Music promoter Kamran Haq said: “It’s huge loss to the music scene in Manchester. I’ve lost track of the amount of bands I’ve promoted and been to see at both venues over the years. It’s always great seeing bands grow from playing Deaf Institute and Gorilla to huge venues and festivals. My only hope is that someone buys them and they remain as live music venues. Manchester needs places like this to support grassroots bands especially after losing The Roadhouse, Sound Control, NQ Live, Dry Bar and The Ruby Lounge over the last few years.”
Natalie Wardle sales and marketing manager of The Deaf Institute is one of the staff who have sadly lost their jobs. “Saying I'm heartbroken doesn't even come close. All the staff feel the same. I poured my heart and soul in to that venue, seeing it close without a fight from the owners breaks my heart. I respect their decision - live music is not their passion - but for everyone who works for the venue it is. I'm hoping that the right person who loves the music industry and cares about Manchester’s culture will come along and buy the venue.”
Avid gig goer and video documenter on the popular MancMusic YouTube channel John Hall was emotional. “The excitement mounted as you rushed up Oxford Road to get to the shrine of modern music - The Deaf Institute. The flock wallpaper and glitter ball gave an other worldly feeling. I never rushed to the seats at the back - we wanted to be up close and personal with the groups. Established legends like Roddy Frame, Edwin Collins and I Am Kloot played career defining sets there, But it’s the newer, fresher bands that provided the most excitement: The Blinders, Deja Vega, Cabbage, LIINES, Lucid Dream, Ist Ist. Feeling the artists’ energy and passion and willing them on to be brilliant. The sound was ace and you end up watching the band and the audience. There are 500 reasons why the Deaf should rise again.”
Gorilla and Deaf Institute update: There is hope. Over night I have received interest from potential buyers. This morning I have written to Mission Mars asking them to share with me the sale details. Further updates will follow.
— Sacha Lord (@Sacha_Lord) July 17, 2020
And it may well rise again. The Music Venues Trust has urged venues in a similar position to get in touch.
'Regrettably, the current operators did not contact Music Venue Trust seeking help to prevent the closures. We would emphasise that any grassroots music venue operator considering closure should contact us so that we can explore all options.

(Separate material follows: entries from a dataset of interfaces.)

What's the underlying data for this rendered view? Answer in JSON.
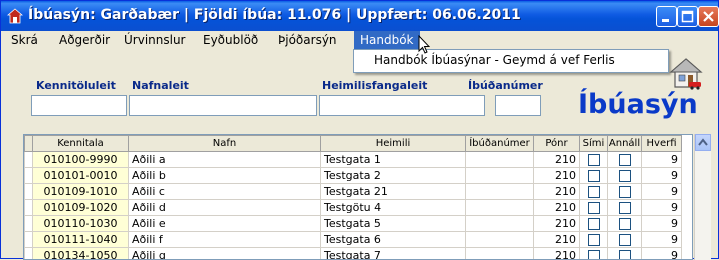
{
  "window": {
    "title": "Íbúasýn: Garðabær | Fjöldi íbúa: 11.076 | Uppfært: 06.06.2011"
  },
  "menu": {
    "items": [
      "Skrá",
      "Aðgerðir",
      "Úrvinnslur",
      "Eyðublöð",
      "Þjóðarsýn",
      "Handbók"
    ],
    "active": "Handbók",
    "dropdown_items": [
      "Handbók Íbúasýnar - Geymd á vef Ferlis"
    ]
  },
  "search": {
    "kennitala_label": "Kennitöluleit",
    "nafn_label": "Nafnaleit",
    "heimili_label": "Heimilisfangaleit",
    "ibud_label": "Íbúðanúmer"
  },
  "brand": {
    "text": "Íbúasýn"
  },
  "table": {
    "headers": [
      "Kennitala",
      "Nafn",
      "Heimili",
      "Íbúðanúmer",
      "Pónr",
      "Sími",
      "Annáll",
      "Hverfi"
    ],
    "rows": [
      [
        "010100-9990",
        "Aðili a",
        "Testgata 1",
        "",
        "210",
        "9"
      ],
      [
        "010101-0010",
        "Aðili b",
        "Testgata 2",
        "",
        "210",
        "9"
      ],
      [
        "010109-1010",
        "Aðili c",
        "Testgata 21",
        "",
        "210",
        "9"
      ],
      [
        "010109-1020",
        "Aðili d",
        "Testgötu 4",
        "",
        "210",
        "9"
      ],
      [
        "010110-1030",
        "Aðili e",
        "Testgata 5",
        "",
        "210",
        "9"
      ],
      [
        "010111-1040",
        "Aðili f",
        "Testgata 6",
        "",
        "210",
        "9"
      ],
      [
        "010134-1050",
        "Aðili g",
        "Testgata 7",
        "",
        "210",
        "9"
      ]
    ]
  }
}
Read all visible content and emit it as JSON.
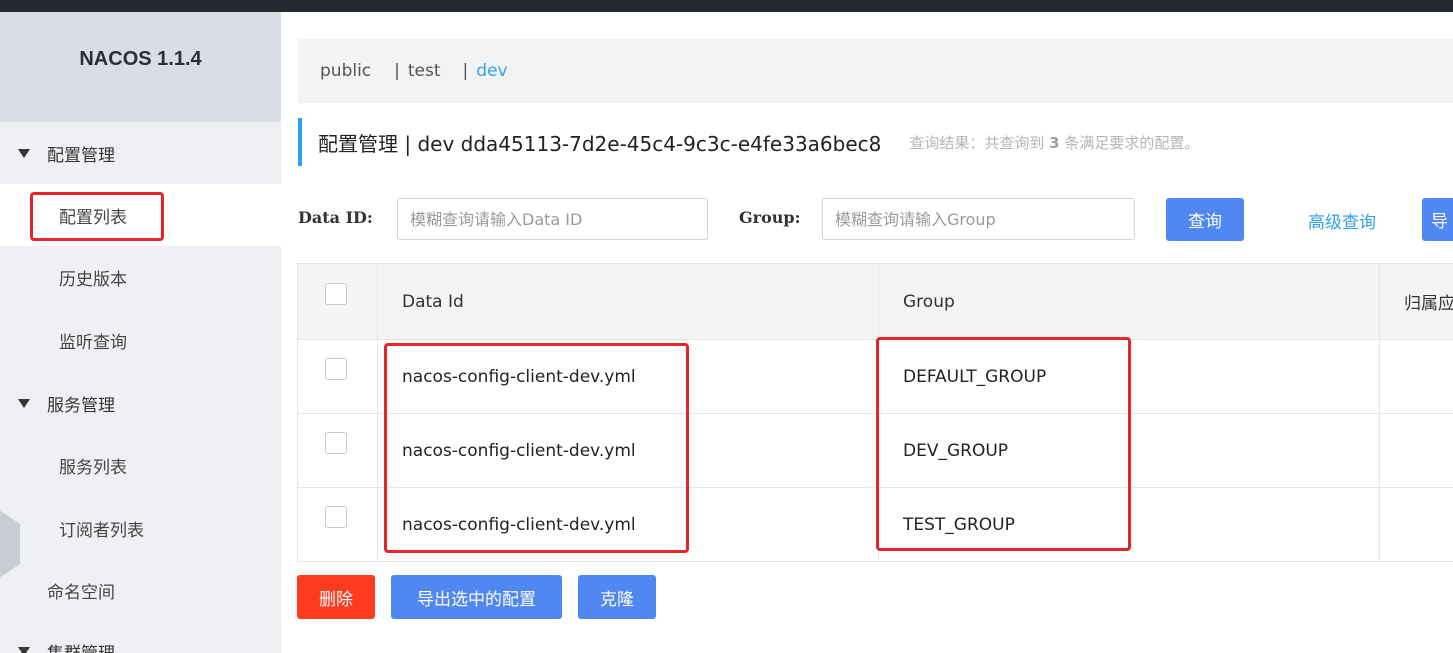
{
  "app": {
    "title": "NACOS 1.1.4"
  },
  "sidebar": {
    "groups": [
      {
        "label": "配置管理",
        "items": [
          "配置列表",
          "历史版本",
          "监听查询"
        ]
      },
      {
        "label": "服务管理",
        "items": [
          "服务列表",
          "订阅者列表"
        ]
      }
    ],
    "namespace_label": "命名空间",
    "cluster_label": "集群管理"
  },
  "namespaces": [
    "public",
    "test",
    "dev"
  ],
  "namespace_sep": "|",
  "header": {
    "title": "配置管理 | dev dda45113-7d2e-45c4-9c3c-e4fe33a6bec8",
    "hint_prefix": "查询结果：共查询到",
    "hint_count": "3",
    "hint_suffix": "条满足要求的配置。"
  },
  "filter": {
    "dataid_label": "Data ID:",
    "dataid_placeholder": "模糊查询请输入Data ID",
    "group_label": "Group:",
    "group_placeholder": "模糊查询请输入Group",
    "query_button": "查询",
    "advanced_link": "高级查询",
    "export_button_partial": "导"
  },
  "table": {
    "columns": [
      "Data Id",
      "Group",
      "归属应"
    ],
    "rows": [
      {
        "data_id": "nacos-config-client-dev.yml",
        "group": "DEFAULT_GROUP"
      },
      {
        "data_id": "nacos-config-client-dev.yml",
        "group": "DEV_GROUP"
      },
      {
        "data_id": "nacos-config-client-dev.yml",
        "group": "TEST_GROUP"
      }
    ]
  },
  "actions": {
    "delete": "删除",
    "export_selected": "导出选中的配置",
    "clone": "克隆"
  },
  "colors": {
    "accent_blue": "#5087f0",
    "link_blue": "#2fa1e8",
    "danger_red": "#ff3b1f",
    "highlight_red": "#e8232a"
  }
}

'We have been warning for months that the situation faced by grassroots music venues was unsustainable and would result in the closure of spaces people love and artists need unless there was concerted, strategic action.'
The MVT says that an acceleration of action is needed to prevent hundreds of other venues from being lost UK-wide. They assert that the future of these spaces may be salvageable and strongly urge Manchester City Council to get involved.
Sacha Lord, Greater Manchester's night time adviser, tweeted this morning that he believes there is hope that someone will save the venues and he, along with GM Mayor Andy Burnham, is willing to get involved to try and make that happen. The creative and tenacious folk of Manchester’s music scene don’t lie down easily. We hope that someone can step in and save these crucial arts spaces from being lost forever.